MMacbeth Vs Brutus Macbeth and Brutus are the tragic heroes in the plays Macbeth and Julius Caesar by William Shakespeare. Both of them murder their ruler and have tragic flaws. In Julius Caesar, Brutus helps the conspiracy assassinate the Roman leader, Julius Caesar because he is afraid that Caesar might misuse his power, but later realizes that the murder was not essential. Macbeth murders the King Duncan of Scotland in order to become the king himself. Both characters show signs of guilty conscience later in the play and eventually die for their tragic flaws.
06 February 2012 “Julius Caesar” Compare and Contrast Essay March 15th suddenly became a horrendous day when a great man, Julius Caesar, was betrayed by his friends and stabbed to death by the people he is most close to. This appalling event, in Shakespeare’s “Julius Caesar,” aroused two men, Brutus and Marc Antony, to present their differing opinions of the conspiracy in two orations directed toward the citizens in order to sway the Roman populace in favor of their own conceptions. Both Brutus and Marc Antony give similar emotional and logical orations in order to influence the Roman citizens; however, Brutus’s strategy appeals to the city of Rome and its people, whereas Antony’s strategy focuses on justifying Caesar’s misguided actions. Brutus and Marc Antony both logically appeal to the citizens of Rome by introducing a series of questions in order to sway the Romans in favor of their own opinion regarding Caesar’s death; however, Brutus’ approach inquires about the nationalism and loyalty of the Romans, while Antony’s approach examines the various interpretations of Caesar’s actions. Brutus questions the national pride and character of the Roman citizens when he asks who “is so base that would be a bondman…so rude that would not be a Roman… [and] so vile that will not love his country?” Brutus utilizes an anthypophora to confirm his nationalist feelings toward Rome and impose his reasoning behind Caesar’s death on the citizens, not allowing them to voice their own opinions.
Brutus's tragic flaw was that he was too trusting.
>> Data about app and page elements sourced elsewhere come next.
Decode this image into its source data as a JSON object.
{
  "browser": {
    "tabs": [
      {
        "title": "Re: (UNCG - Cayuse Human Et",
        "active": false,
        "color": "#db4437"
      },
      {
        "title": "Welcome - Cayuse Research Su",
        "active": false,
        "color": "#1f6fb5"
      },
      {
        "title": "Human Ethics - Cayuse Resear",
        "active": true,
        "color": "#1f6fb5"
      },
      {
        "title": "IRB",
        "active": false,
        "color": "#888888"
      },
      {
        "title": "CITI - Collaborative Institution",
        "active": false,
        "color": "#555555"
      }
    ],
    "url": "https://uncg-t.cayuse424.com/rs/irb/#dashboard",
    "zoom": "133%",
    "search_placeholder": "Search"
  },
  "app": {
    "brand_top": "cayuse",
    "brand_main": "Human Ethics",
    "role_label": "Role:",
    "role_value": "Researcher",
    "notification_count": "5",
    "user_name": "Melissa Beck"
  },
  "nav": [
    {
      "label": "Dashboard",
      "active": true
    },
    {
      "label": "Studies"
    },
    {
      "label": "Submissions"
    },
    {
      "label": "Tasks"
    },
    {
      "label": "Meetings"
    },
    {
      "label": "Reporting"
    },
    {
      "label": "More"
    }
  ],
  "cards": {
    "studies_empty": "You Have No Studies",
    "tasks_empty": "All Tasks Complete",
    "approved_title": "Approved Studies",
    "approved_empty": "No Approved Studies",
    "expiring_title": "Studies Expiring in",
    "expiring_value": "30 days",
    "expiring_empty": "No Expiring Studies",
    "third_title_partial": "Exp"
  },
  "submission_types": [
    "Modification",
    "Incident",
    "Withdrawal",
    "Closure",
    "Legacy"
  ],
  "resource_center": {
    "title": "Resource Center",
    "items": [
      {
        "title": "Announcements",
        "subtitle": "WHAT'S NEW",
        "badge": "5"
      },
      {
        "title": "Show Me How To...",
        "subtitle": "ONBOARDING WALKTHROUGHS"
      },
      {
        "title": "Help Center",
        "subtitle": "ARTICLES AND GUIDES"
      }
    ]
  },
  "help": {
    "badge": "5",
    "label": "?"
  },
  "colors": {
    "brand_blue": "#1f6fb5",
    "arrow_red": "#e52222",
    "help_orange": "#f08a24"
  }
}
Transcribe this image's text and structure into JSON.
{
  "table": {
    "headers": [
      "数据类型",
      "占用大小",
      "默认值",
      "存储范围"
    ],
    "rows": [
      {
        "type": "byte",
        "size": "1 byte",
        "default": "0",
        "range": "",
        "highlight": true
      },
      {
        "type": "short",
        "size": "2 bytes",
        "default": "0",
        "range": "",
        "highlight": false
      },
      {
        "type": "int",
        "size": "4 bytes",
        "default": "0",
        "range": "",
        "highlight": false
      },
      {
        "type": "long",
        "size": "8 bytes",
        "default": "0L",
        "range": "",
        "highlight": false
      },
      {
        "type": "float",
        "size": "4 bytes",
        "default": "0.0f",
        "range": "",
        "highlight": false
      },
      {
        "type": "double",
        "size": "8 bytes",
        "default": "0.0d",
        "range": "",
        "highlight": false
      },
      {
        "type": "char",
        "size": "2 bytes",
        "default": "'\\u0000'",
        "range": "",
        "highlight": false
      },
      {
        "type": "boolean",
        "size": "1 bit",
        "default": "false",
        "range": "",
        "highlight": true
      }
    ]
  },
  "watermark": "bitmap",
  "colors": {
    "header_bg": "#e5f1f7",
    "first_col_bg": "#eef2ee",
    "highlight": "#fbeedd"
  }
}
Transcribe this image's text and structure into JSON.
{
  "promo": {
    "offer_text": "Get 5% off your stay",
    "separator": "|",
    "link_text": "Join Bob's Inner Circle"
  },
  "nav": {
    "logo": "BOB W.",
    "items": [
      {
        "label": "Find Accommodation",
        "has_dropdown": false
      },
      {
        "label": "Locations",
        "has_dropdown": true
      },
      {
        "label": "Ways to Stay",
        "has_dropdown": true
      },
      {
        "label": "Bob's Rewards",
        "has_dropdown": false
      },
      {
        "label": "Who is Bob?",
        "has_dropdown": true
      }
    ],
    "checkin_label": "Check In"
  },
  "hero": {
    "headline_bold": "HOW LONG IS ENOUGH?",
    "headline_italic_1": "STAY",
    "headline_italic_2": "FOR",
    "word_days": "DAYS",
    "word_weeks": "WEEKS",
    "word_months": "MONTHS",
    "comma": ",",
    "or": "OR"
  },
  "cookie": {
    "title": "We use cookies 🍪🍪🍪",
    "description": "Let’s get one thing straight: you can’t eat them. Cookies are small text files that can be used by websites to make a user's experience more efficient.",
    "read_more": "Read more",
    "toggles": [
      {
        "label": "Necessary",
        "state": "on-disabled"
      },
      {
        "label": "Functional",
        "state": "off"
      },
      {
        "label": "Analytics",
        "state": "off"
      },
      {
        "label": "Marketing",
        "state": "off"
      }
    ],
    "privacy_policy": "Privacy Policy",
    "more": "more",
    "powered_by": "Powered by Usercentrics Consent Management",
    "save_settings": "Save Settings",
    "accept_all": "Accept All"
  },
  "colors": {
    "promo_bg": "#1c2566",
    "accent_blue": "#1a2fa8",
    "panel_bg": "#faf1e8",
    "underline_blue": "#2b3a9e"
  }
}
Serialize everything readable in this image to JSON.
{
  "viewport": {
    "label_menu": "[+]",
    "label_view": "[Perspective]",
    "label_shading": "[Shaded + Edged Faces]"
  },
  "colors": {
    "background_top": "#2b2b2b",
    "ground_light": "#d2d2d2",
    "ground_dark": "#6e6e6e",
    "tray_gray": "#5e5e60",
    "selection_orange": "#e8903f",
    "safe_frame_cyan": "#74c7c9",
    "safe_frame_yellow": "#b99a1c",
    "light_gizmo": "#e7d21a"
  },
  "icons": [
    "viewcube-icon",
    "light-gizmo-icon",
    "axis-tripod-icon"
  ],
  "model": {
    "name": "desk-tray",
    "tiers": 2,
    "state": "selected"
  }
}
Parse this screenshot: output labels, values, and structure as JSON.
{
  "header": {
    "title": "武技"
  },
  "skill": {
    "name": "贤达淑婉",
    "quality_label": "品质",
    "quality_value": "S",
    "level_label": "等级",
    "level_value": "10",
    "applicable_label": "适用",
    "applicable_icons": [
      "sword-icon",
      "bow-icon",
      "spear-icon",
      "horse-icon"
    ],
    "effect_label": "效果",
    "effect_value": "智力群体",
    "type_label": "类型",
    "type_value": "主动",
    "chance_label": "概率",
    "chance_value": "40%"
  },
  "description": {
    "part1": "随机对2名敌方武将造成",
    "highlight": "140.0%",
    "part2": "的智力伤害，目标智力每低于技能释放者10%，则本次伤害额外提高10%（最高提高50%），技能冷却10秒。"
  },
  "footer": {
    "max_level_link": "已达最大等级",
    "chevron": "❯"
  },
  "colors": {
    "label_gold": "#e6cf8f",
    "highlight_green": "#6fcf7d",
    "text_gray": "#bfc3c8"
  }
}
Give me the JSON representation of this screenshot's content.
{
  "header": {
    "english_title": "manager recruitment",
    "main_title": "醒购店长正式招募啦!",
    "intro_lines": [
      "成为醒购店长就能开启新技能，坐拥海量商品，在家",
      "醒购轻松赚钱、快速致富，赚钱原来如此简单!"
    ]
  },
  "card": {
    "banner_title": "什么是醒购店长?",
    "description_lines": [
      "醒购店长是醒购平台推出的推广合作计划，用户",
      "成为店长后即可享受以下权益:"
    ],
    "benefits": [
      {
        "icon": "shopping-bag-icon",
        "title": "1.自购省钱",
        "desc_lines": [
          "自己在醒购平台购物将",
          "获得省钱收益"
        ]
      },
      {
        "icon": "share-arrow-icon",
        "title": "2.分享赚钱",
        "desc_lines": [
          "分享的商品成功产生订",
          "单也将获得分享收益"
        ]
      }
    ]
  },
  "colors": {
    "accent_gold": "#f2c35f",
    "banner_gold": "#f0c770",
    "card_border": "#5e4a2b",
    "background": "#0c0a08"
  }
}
He frankly and honestly felt that he had had to kill Caesar in order to save Rome from tyranny. He trusted Antony not to blame the conspirators in his speech at Caesar's funeral. Antony broke that promise and got Brutus and the others into deep trouble. Brutus also trusted Cassius.
But he had a decision to make which was if he loved Rome more than he will kill Caesar with the conspirators on the ides of March. Another definition for a tragic hero is that he must be physically or spiritually wounded by his experiences possibly resulting in his death. A quote from Brutus, “Not that I loved Caesar less, but I loved Rome more. Had you rather Caesar were living and die all slaves than that Caesar were dead to live all freemen? As Caesar loved me I weep for him; as he was fortunate, I rejoice it.
1.28.1; Paus. 7.25.3; Hdt. 5.71). This was a political crisis, both because of the attempted coup by an upstart and because of his murder by the arisocrats—he had claimed the goddess’s protection, which ought to have been respected. Whether this crisis brought about subsequent political changes we cannot tell, but it certainly left its mark on Athenian politics.